(Element data from apps and pages)
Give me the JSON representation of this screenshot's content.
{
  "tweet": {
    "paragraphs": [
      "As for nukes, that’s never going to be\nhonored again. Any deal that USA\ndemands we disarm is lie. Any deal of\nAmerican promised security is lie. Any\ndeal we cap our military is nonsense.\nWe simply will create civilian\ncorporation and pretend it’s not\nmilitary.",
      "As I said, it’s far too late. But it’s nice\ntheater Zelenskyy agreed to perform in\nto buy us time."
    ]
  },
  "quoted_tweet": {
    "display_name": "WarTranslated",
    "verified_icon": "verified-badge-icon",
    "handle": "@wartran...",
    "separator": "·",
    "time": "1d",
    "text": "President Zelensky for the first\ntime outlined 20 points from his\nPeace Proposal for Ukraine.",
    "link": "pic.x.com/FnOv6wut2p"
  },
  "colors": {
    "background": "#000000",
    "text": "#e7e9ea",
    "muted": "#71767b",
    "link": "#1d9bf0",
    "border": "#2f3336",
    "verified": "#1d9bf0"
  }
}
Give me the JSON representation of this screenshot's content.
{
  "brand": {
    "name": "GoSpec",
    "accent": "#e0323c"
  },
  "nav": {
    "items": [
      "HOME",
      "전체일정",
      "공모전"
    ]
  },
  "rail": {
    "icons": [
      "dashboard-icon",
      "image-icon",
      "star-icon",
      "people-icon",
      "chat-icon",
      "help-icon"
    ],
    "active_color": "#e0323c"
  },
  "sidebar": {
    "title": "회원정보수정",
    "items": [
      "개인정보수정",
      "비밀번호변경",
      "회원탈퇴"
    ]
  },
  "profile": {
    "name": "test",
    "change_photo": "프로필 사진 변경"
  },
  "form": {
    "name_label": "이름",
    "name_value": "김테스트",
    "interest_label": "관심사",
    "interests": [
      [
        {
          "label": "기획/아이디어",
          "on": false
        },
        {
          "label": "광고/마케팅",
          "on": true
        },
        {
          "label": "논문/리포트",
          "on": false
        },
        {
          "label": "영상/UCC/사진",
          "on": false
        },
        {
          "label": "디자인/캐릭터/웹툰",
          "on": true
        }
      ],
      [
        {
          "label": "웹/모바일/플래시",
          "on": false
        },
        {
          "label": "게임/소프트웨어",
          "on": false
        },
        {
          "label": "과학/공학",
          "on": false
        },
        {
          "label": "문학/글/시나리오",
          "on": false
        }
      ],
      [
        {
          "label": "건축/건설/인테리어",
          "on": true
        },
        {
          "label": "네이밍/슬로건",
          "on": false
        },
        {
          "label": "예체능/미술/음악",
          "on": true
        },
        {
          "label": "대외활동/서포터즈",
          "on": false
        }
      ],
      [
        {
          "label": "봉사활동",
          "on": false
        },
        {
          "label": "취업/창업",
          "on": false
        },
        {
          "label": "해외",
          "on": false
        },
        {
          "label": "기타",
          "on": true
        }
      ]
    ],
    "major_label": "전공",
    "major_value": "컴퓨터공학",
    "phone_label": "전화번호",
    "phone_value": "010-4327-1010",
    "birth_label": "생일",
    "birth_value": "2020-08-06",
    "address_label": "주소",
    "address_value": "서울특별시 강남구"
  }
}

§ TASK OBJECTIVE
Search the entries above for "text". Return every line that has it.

§ TASK SOLUTION
    "text": "President Zelensky for the first\ntime outlined 20 points from his\nPeace Proposal for Ukraine.",
    "text": "#e7e9ea",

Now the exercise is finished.